March 14, 2011, by Michael A. DeMayo

One of the most talked about North Carolina workers’ compensation stories has come to a resolution that’s been widely celebrated. As this blog reported several months ago, an ex Illinois state trooper, Matt Mitchell, had sought workers’ comp benefits in Illinois for injuries he sustained in a Thanksgiving 2007 crash that left two young women dead. Last Friday, an arbitrator rejected Mitchell’s quest for benefits — in no uncertain terms.

Mitchell’s driving had been egregious by any standard. He had been travelling at 126 miles per hour (!) when he zipped across the median strip on I-64 and killed the girls. As arbitrator Jennifer Teague wrote, the officer “simultaneously drove at speeds in excess of 120 miles per hour on a highway replete with holiday traffic, wrote e-mails on his car computer, and took a personal call lasting almost 4 minutes long… [what he did created] a substantial and unjustifiable risk resulting in a gross deviation in the standard care in his duties as an Illinois state trooper… his conduct was egregiously outside the scope of employment.”

When Mitchell first sought workers’ comp benefits for the accident, unsurprisingly, his act elicited a chorus of angry rebukes — even from parties normally sympathetic to workers’ comp plaintiffs.

The fact is, when claimants make outrageous claims for benefits, all parties in the system suffer. Imagine you’re a hurt worker in Illinois. You tell a friend that you need workers’ comp to pay your family’s bills. Ordinarily, your friend might be sympathetic. But then say in his mind he associates you with this trooper who killed two girls and then begged the state for benefits. He might not be so inclined to see your claim in a positive light!

This is just one of the many challenges that people seeking North Carolina workers’ compensation benefits face. If you need assistance with your matter, get in touch with a reputable North Carolina workers’ compensation law firm at your earliest convenience to avoid making mistakes and to protect your rights as potential claimant.
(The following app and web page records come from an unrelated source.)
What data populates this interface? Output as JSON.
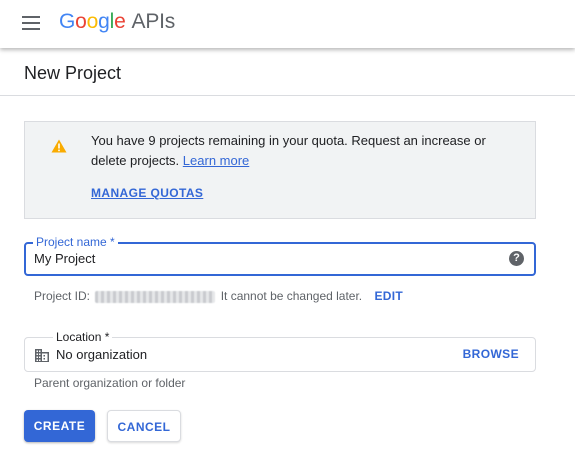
{
  "header": {
    "logo_letters": [
      "G",
      "o",
      "o",
      "g",
      "l",
      "e"
    ],
    "logo_suffix": "APIs",
    "icons": {
      "menu": "hamburger-menu-icon"
    }
  },
  "page": {
    "title": "New Project"
  },
  "quota_notice": {
    "message": "You have 9 projects remaining in your quota. Request an increase or delete projects.",
    "learn_more": "Learn more",
    "manage_quotas": "MANAGE QUOTAS",
    "icon": "warning-icon"
  },
  "project_name": {
    "label": "Project name *",
    "value": "My Project",
    "help_glyph": "?"
  },
  "project_id": {
    "prefix": "Project ID:",
    "suffix": "It cannot be changed later.",
    "edit": "EDIT"
  },
  "location": {
    "label": "Location *",
    "value": "No organization",
    "browse": "BROWSE",
    "helper": "Parent organization or folder",
    "icon": "building-icon"
  },
  "actions": {
    "create": "CREATE",
    "cancel": "CANCEL"
  },
  "colors": {
    "accent": "#3367d6",
    "warning": "#f9ab00",
    "google_blue": "#4285F4",
    "google_red": "#EA4335",
    "google_yellow": "#FBBC05",
    "google_green": "#34A853"
  }
}
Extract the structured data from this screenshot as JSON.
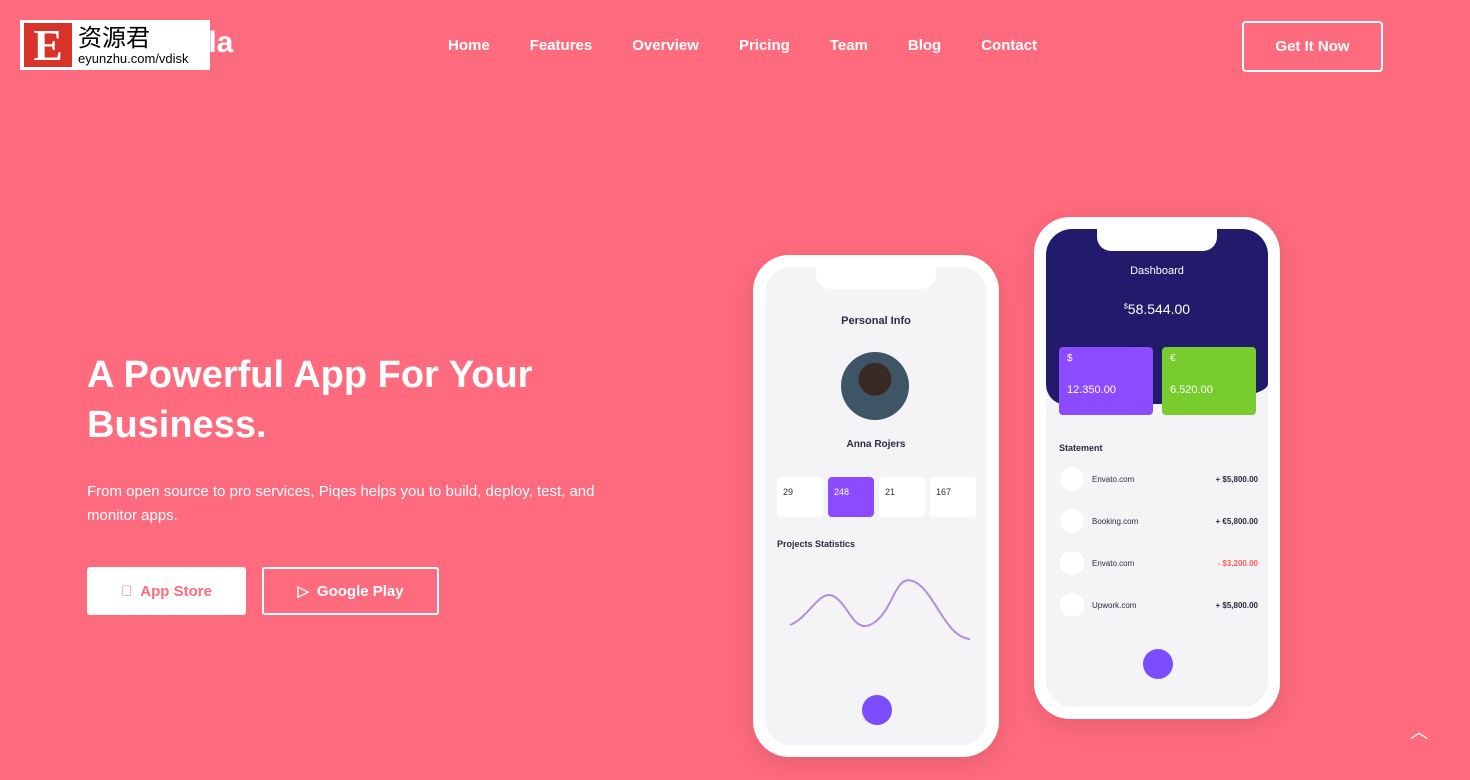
{
  "watermark": {
    "letter": "E",
    "chinese": "资源君",
    "url": "eyunzhu.com/vdisk"
  },
  "logo": {
    "visible_text": "ila"
  },
  "nav": [
    "Home",
    "Features",
    "Overview",
    "Pricing",
    "Team",
    "Blog",
    "Contact"
  ],
  "cta": "Get It Now",
  "hero": {
    "title": "A Powerful App For Your Business.",
    "description": "From open source to pro services, Piqes helps you to build, deploy, test, and monitor apps.",
    "app_store": "App Store",
    "google_play": "Google Play"
  },
  "phone1": {
    "title": "Personal Info",
    "name": "Anna Rojers",
    "stats": [
      {
        "value": "29"
      },
      {
        "value": "248"
      },
      {
        "value": "21"
      },
      {
        "value": "167"
      }
    ],
    "chart_title": "Projects Statistics"
  },
  "phone2": {
    "title": "Dashboard",
    "balance": "58.544.00",
    "currency": "$",
    "cards": [
      {
        "symbol": "$",
        "amount": "12.350.00",
        "color": "#8c4bff"
      },
      {
        "symbol": "€",
        "amount": "6.520.00",
        "color": "#79cc2e"
      }
    ],
    "statement_title": "Statement",
    "transactions": [
      {
        "name": "Envato.com",
        "amount": "+ $5,800.00"
      },
      {
        "name": "Booking.com",
        "amount": "+ €5,800.00"
      },
      {
        "name": "Envato.com",
        "amount": "- $3,200.00",
        "negative": true
      },
      {
        "name": "Upwork.com",
        "amount": "+ $5,800.00"
      }
    ]
  },
  "colors": {
    "background": "#ff6b7e",
    "accent": "#7b4dff",
    "dark": "#221a6a"
  }
}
More Web Resources:

Matt Mitchell verdict on the Thanksgiving 2007 crash